• _What is needed_
Nothing in the records below should be altered in the copy, although the pictures must be left out.

[Component data from apps and pages]
+ + + + +

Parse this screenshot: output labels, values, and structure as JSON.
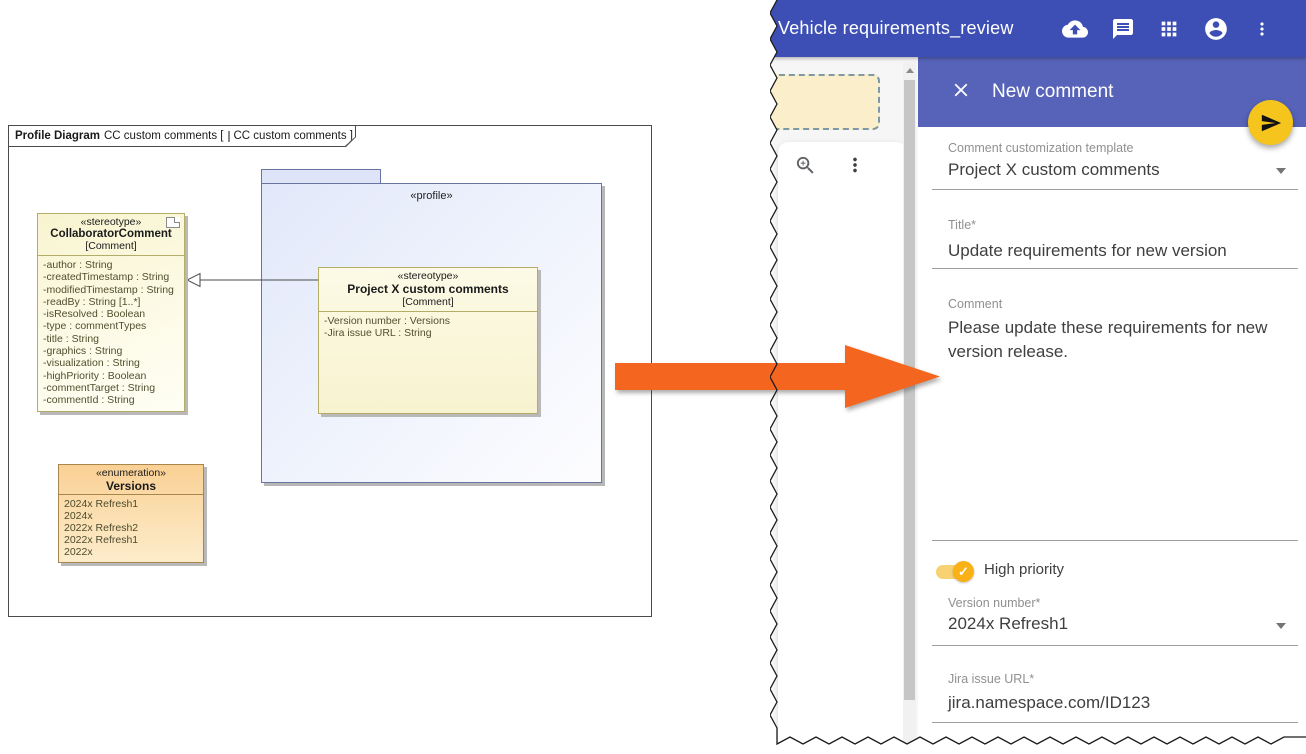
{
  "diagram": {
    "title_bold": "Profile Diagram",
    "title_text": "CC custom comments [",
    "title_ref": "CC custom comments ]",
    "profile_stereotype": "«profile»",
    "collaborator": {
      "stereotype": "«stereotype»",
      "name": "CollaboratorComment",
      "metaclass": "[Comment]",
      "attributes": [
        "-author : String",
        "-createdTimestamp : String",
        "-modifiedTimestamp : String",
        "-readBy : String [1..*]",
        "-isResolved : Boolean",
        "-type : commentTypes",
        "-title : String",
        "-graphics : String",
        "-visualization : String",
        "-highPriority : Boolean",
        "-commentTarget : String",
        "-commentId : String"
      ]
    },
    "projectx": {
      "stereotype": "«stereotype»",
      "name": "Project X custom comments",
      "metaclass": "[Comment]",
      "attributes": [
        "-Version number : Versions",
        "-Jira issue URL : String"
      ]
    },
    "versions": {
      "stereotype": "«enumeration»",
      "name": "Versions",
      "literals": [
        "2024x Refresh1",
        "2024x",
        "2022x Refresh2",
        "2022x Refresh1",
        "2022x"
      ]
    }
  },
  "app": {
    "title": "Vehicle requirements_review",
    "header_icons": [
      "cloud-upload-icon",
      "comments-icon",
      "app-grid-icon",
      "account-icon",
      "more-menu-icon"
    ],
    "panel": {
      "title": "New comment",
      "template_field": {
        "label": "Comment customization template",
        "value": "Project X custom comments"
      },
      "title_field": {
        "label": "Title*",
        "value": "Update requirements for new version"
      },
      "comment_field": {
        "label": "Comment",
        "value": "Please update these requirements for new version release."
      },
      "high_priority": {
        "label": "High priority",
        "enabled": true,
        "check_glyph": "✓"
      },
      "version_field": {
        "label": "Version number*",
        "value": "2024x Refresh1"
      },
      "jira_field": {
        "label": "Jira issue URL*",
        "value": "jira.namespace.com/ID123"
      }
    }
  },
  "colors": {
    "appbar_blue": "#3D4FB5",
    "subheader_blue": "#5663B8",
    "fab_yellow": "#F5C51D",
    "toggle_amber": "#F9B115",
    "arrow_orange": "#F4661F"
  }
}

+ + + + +

• _Problem solution_
Parse this screenshot: output labels, values, and structure as JSON.
{
  "diagram": {
    "title_bold": "Profile Diagram",
    "title_text": "CC custom comments [",
    "title_ref": "CC custom comments ]",
    "profile_stereotype": "«profile»",
    "collaborator": {
      "stereotype": "«stereotype»",
      "name": "CollaboratorComment",
      "metaclass": "[Comment]",
      "attributes": [
        "-author : String",
        "-createdTimestamp : String",
        "-modifiedTimestamp : String",
        "-readBy : String [1..*]",
        "-isResolved : Boolean",
        "-type : commentTypes",
        "-title : String",
        "-graphics : String",
        "-visualization : String",
        "-highPriority : Boolean",
        "-commentTarget : String",
        "-commentId : String"
      ]
    },
    "projectx": {
      "stereotype": "«stereotype»",
      "name": "Project X custom comments",
      "metaclass": "[Comment]",
      "attributes": [
        "-Version number : Versions",
        "-Jira issue URL : String"
      ]
    },
    "versions": {
      "stereotype": "«enumeration»",
      "name": "Versions",
      "literals": [
        "2024x Refresh1",
        "2024x",
        "2022x Refresh2",
        "2022x Refresh1",
        "2022x"
      ]
    }
  },
  "app": {
    "title": "Vehicle requirements_review",
    "header_icons": [
      "cloud-upload-icon",
      "comments-icon",
      "app-grid-icon",
      "account-icon",
      "more-menu-icon"
    ],
    "panel": {
      "title": "New comment",
      "template_field": {
        "label": "Comment customization template",
        "value": "Project X custom comments"
      },
      "title_field": {
        "label": "Title*",
        "value": "Update requirements for new version"
      },
      "comment_field": {
        "label": "Comment",
        "value": "Please update these requirements for new version release."
      },
      "high_priority": {
        "label": "High priority",
        "enabled": true,
        "check_glyph": "✓"
      },
      "version_field": {
        "label": "Version number*",
        "value": "2024x Refresh1"
      },
      "jira_field": {
        "label": "Jira issue URL*",
        "value": "jira.namespace.com/ID123"
      }
    }
  },
  "colors": {
    "appbar_blue": "#3D4FB5",
    "subheader_blue": "#5663B8",
    "fab_yellow": "#F5C51D",
    "toggle_amber": "#F9B115",
    "arrow_orange": "#F4661F"
  }
}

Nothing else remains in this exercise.